Ten years after 9/11, Gallup started collecting polling data from Muslim Americans about their experiences in the U.S. The narrative found in the new report, "Muslim Americans: Faith, Freedom and the Future," is about the prospects of developing a place in American society. Muslim Americans see hope for their economic future at a higher rate than other religious groups, and are increasingly engaged civically, despite being the least likely faith group to be registered to vote. Where they face challenges is in the social realm: they are less likely to feel respected when practicing their religion, and nearly half say they've been the target of discrimination.
The economic numbers are particularly stark: in just three years, Muslim Americans have gone from 46% in 2008 saying their standard of living is increasing, to 64% in 2011. Other religious groups experienced an uptick in the same perception, except for Mormons, who say they have seen it go down.
Muslim Americans are also more optimistic about achieving their "best possible life" than any other religious group. When asked what rung out of a ladder of ten they feel their life is at (ten being the perfect life), American Muslims say they are at an average of seven, and in five years they say they'll be at an 8.4. Other groups, while also enthusiastic about their future, don't see as big an uptick in their stead. Muslim Americans were also more positive on the national economic conditions, with large portion (24%) saying conditions are "excellent/good" and 54% who said they were improving. By contrast, only 12% of Protestant Americans described conditions as "excellent/good" and 32% described them as getting better.
In an interview with TPM, Mohamed Younis, a Senior Analyst with Gallup who worked on the report, said that much of the economic positivity on the part of Muslim Americans had to do with an improving social outlook. "It's important to keep in mind the reference point," he said. "In some ways there [is] more to gain, not in economics and life in evaluations, but more [in lessening] discrimination and stress. I think what they see is a complete shift in tone in the discourse on them in the debate. Whether or not that hopefulness could be delivered is yet to be seen, there's a quick road up and down. Folks can be lifted quickly and let down just as quickly. Is prejudice and discrimination going to go down?"

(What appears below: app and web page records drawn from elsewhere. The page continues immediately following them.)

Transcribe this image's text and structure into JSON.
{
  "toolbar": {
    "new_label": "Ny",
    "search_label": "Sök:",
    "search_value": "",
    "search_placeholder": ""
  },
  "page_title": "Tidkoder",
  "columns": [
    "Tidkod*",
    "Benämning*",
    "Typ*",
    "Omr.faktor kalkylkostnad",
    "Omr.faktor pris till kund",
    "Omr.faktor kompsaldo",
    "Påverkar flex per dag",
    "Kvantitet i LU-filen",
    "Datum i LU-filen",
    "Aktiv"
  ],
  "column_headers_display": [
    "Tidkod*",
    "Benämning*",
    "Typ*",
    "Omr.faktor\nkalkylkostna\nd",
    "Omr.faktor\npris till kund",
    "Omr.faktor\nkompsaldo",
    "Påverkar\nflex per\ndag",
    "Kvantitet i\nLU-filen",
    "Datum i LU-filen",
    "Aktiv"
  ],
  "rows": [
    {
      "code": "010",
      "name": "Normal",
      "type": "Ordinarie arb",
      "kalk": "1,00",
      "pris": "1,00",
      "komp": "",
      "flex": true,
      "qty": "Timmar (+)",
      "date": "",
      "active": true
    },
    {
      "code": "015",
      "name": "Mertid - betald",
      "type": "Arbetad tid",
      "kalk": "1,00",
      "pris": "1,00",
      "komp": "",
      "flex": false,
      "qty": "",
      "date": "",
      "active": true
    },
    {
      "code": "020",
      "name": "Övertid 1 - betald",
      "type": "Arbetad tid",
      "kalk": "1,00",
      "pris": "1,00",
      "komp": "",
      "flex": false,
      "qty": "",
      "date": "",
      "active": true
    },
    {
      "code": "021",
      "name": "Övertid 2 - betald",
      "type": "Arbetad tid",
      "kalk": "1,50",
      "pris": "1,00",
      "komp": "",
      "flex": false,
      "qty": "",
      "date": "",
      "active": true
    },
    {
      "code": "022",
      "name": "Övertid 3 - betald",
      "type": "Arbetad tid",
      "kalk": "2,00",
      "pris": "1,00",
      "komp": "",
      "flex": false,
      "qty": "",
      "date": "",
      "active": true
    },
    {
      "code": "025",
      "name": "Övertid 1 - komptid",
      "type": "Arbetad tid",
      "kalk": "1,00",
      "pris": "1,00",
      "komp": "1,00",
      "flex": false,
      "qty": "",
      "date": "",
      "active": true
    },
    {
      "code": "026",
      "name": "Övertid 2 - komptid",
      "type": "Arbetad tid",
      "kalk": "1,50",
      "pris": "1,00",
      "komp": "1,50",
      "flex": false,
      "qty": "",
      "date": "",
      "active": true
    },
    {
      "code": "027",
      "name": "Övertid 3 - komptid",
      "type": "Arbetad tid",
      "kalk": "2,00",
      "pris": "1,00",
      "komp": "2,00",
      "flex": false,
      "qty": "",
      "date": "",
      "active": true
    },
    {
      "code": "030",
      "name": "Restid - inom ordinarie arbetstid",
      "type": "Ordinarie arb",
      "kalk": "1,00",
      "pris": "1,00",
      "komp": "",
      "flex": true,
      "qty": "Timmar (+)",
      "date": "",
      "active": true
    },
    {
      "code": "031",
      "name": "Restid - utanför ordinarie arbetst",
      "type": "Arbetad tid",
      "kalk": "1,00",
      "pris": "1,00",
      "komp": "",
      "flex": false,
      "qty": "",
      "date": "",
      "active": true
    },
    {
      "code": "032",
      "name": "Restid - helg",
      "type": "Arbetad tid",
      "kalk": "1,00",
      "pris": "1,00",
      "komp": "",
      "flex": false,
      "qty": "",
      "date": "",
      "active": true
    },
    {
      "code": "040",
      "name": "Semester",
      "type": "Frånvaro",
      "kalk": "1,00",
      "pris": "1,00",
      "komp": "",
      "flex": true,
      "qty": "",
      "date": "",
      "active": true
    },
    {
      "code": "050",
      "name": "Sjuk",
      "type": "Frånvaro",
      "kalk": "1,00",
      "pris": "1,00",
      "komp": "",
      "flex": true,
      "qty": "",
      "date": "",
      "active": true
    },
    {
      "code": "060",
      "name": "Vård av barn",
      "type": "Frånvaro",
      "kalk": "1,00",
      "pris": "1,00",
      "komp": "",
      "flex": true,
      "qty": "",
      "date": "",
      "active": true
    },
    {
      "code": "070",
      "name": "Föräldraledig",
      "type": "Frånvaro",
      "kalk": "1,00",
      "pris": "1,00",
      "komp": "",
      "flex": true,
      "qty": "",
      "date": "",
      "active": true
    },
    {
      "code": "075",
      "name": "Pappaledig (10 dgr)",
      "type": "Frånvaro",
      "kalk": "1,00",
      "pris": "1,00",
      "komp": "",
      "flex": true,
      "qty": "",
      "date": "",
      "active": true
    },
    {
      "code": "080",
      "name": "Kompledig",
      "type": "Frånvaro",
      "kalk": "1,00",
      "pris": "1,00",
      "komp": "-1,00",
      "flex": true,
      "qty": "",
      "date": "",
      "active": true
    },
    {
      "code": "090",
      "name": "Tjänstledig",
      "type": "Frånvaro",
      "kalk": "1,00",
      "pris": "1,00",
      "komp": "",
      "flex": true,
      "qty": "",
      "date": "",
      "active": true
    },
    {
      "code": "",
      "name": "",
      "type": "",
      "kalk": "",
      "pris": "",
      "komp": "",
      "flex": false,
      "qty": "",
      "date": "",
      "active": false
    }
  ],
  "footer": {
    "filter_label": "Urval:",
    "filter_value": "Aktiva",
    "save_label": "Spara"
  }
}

In their recommendations based on the data, the report first suggested more measures to lessen discrimination that Muslim Americans feel, which in turn leads to stress and dissatisfaction. But they also pointed to the positive influence of faith in Muslim Americans' lives and the role that Mosques and Community Centers can play. "Islamic centers and mosques have emerged as important institutions in Muslim Americans' spiritual, social, and political engagement," the report reads. "The Muslim-American community would do well to invest in building the capacity of these institutions," a point seconded by Younis: "We found that those who worship were less likely to experience stress and more likely to to be social engaged. A community center that becomes the jumping off point. In the next ten years, is the local mosque going to be that essential place?"
There is also improvement especially among Muslim American youth. In a previous 2008 Gallup study, the percentage of Muslim American youth in the "thriving" category was only 40%, well below members of other faiths. Now, that number has increased dramatically.
In 2008, Muslim-American youth were the exception to the trend of a "youth bonus" in thriving, where young populations are typically higher in thriving compared with older populations. In contrast, 2010-2011 data suggest that Muslim-American youth are
now thriving at a proportion similar to their peers -- on par with young Catholic Americans, Mormon Americans, and people of no religion. And they share the trend of being more positive about their lives today and in the future than older members of their faith group.
Read the rest of the report here:
Most of the results come from 1,492 telephone interviews with Muslim Americans from the nightly Gallup telephone polls conducted from Jan. 1st, 2010 and Apr. 9th, 2011. That sample has a margin of error of plus or minus three percent. The trended numbers from 2008 to 2011 come from a sample of 3,883 interviews, conducted from Jan. 1st 2008 to Apr. 9th, 2011, and has a margin of error of plus or minus 1.9 percent.